> Items from a data source

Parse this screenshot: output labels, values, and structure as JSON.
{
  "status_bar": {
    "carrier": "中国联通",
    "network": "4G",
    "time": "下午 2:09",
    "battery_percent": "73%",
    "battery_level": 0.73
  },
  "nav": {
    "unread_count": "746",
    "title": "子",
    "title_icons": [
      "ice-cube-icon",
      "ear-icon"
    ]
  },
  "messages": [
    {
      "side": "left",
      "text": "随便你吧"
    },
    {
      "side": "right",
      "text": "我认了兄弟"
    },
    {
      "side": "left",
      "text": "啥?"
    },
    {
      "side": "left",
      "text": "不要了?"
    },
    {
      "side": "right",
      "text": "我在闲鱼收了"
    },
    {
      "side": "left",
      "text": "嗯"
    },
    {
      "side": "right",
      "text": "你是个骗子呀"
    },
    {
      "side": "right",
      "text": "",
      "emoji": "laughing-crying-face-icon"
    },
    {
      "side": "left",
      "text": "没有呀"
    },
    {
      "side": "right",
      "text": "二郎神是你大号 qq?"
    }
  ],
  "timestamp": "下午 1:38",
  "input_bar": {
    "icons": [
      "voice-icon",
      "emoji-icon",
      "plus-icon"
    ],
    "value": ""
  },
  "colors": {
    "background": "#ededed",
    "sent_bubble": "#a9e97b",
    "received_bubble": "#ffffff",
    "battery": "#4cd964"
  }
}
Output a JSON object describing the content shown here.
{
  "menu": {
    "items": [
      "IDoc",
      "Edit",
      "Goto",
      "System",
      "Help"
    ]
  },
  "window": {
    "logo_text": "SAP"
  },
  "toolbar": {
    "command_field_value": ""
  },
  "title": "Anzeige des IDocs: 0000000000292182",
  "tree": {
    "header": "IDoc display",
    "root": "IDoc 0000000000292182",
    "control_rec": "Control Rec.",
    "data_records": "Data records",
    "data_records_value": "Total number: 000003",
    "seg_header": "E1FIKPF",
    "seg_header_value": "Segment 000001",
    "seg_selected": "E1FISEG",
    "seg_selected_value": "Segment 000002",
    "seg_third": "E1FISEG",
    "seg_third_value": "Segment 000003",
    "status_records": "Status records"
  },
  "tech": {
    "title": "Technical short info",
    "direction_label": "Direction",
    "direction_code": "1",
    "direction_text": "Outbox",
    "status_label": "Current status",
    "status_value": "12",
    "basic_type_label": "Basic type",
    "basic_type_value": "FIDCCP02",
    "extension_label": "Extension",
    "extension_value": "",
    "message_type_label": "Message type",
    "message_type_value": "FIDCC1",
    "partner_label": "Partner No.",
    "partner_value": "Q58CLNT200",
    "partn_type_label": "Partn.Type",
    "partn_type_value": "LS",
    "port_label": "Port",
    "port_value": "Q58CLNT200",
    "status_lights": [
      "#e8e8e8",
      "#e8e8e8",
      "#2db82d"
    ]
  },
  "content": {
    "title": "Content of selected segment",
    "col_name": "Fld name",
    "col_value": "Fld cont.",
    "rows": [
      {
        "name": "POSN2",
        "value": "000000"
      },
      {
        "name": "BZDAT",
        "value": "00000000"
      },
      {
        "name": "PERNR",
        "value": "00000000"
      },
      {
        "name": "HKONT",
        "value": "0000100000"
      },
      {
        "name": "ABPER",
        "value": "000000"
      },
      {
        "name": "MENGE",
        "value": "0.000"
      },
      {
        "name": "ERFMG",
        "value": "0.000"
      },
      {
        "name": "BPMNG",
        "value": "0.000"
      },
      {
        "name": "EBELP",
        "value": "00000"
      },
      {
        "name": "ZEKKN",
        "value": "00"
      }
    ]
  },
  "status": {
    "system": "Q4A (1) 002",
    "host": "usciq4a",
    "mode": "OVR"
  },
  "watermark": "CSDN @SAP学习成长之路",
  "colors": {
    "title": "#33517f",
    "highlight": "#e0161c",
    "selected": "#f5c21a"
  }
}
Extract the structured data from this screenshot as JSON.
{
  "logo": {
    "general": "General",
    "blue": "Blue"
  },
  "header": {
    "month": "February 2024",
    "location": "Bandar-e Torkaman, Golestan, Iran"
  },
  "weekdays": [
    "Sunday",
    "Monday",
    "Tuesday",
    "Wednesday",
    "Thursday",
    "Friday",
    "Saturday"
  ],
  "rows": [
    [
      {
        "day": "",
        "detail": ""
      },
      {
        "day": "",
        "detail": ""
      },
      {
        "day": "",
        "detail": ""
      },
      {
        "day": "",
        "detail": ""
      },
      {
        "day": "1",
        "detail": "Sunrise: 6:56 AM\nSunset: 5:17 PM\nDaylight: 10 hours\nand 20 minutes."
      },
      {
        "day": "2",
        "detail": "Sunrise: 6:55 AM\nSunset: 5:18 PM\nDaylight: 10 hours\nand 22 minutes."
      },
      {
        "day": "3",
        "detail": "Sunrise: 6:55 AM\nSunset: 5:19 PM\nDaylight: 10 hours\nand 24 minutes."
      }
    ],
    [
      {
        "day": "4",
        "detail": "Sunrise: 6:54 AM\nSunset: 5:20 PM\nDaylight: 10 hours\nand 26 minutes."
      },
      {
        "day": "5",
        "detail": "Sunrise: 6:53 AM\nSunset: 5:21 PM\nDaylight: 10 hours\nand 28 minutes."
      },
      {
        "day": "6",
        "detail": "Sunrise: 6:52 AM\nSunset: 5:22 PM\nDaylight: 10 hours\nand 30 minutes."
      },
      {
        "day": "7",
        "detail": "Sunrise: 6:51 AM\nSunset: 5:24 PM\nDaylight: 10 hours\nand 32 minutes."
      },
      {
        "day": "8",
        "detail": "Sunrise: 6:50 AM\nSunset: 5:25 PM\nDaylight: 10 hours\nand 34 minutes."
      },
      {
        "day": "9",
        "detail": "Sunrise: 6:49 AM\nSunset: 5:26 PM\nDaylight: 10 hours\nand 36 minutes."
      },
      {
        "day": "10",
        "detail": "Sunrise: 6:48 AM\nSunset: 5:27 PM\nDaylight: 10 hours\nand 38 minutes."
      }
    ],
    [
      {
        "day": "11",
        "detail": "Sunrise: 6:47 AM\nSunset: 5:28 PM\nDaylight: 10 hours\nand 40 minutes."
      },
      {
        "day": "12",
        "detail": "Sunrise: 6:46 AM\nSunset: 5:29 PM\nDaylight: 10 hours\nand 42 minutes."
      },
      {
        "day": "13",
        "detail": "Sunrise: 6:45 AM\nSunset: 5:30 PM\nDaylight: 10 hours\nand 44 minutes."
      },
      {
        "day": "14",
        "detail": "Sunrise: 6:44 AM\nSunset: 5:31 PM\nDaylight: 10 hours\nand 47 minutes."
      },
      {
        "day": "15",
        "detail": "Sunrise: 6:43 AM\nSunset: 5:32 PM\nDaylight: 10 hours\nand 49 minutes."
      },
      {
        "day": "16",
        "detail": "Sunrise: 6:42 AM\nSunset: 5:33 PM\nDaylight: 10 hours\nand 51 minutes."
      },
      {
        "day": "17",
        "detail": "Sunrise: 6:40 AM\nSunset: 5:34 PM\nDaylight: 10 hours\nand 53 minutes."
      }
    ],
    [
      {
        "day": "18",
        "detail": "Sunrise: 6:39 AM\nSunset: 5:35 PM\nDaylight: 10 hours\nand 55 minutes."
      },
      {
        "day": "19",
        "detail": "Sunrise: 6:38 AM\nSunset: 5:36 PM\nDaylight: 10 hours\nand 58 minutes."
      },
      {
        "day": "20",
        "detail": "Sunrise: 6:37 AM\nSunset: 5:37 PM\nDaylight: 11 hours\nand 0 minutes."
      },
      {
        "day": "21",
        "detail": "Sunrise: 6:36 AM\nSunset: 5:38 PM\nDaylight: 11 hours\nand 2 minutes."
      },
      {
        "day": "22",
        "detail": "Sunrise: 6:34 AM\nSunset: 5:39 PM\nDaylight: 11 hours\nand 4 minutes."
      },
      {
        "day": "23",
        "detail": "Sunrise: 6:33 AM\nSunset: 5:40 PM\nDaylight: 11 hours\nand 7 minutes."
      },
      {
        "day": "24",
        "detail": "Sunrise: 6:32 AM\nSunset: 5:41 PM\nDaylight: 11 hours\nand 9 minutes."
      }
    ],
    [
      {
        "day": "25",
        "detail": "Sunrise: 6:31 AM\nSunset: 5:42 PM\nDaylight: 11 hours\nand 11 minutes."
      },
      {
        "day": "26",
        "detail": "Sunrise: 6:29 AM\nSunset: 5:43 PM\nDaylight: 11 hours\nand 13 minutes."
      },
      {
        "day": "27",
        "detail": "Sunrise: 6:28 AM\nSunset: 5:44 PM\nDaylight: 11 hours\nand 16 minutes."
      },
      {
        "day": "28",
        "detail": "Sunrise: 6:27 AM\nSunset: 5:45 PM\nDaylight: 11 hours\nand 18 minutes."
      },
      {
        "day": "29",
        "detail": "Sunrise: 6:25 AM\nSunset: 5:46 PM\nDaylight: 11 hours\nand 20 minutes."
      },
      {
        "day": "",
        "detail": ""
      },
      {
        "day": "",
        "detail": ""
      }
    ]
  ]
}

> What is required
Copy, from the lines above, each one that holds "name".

> Result
    "col_name": "Fld name",
        "name": "POSN2",
        "name": "BZDAT",
        "name": "PERNR",
        "name": "HKONT",
        "name": "ABPER",
        "name": "MENGE",
        "name": "ERFMG",
        "name": "BPMNG",
        "name": "EBELP",
        "name": "ZEKKN",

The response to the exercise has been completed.